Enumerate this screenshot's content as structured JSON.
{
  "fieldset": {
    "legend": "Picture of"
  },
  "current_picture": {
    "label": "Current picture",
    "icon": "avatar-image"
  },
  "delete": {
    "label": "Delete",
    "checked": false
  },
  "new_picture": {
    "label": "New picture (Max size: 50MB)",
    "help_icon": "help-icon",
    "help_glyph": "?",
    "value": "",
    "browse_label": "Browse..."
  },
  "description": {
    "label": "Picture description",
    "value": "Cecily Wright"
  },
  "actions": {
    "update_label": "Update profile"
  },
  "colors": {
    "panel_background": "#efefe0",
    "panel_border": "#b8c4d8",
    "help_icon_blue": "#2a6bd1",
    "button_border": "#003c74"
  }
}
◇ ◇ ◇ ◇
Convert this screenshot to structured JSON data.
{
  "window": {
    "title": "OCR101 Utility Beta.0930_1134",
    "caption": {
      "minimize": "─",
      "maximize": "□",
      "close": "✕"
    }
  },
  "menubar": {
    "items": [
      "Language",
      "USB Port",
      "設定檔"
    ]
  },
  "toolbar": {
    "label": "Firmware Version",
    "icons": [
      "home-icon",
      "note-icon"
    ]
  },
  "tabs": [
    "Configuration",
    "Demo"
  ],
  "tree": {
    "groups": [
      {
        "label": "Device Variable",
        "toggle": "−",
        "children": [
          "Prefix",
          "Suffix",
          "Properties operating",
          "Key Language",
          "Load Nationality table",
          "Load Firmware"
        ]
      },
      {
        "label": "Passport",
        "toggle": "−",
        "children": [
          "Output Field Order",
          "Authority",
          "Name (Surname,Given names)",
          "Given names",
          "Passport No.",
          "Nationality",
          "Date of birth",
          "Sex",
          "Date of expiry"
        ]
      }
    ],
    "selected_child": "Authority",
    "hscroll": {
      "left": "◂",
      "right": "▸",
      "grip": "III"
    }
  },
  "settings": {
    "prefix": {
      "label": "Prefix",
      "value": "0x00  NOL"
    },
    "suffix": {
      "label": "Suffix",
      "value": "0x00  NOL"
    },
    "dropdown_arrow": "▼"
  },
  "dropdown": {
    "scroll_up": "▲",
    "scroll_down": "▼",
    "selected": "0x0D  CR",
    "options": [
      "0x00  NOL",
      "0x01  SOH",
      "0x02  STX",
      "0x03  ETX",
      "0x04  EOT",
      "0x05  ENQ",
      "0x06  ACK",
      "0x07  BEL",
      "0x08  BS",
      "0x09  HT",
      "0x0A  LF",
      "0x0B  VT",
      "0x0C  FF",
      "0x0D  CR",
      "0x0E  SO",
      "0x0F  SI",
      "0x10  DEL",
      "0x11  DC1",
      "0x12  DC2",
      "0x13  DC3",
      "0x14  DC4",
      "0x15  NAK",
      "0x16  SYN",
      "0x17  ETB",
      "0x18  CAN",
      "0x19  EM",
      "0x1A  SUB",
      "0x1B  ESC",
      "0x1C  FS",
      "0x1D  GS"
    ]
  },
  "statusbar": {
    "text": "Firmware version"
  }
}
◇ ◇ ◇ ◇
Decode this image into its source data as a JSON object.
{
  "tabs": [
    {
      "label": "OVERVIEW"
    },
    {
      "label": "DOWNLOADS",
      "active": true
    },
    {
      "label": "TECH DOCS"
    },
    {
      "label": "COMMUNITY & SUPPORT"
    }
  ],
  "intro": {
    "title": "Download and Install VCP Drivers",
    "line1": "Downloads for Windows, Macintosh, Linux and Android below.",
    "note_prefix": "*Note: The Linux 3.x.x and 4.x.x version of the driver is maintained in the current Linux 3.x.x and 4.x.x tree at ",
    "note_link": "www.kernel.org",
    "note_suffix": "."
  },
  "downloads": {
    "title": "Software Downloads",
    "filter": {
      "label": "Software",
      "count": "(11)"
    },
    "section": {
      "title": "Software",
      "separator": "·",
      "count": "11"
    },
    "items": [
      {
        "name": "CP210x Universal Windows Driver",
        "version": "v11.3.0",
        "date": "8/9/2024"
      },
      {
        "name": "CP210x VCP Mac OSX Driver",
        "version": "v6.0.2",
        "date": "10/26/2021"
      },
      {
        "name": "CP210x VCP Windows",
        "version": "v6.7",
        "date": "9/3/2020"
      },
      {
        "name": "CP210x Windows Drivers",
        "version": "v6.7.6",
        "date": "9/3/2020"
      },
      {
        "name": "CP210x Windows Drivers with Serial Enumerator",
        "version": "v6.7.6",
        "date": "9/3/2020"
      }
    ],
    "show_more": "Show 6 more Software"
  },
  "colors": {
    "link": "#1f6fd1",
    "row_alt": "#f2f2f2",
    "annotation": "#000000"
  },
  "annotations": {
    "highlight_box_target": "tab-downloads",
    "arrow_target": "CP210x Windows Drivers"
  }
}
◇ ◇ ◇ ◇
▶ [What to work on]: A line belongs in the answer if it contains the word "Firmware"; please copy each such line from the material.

▶ [Exercise output]:
    "label": "Firmware Version",
          "Load Firmware"
    "text": "Firmware version"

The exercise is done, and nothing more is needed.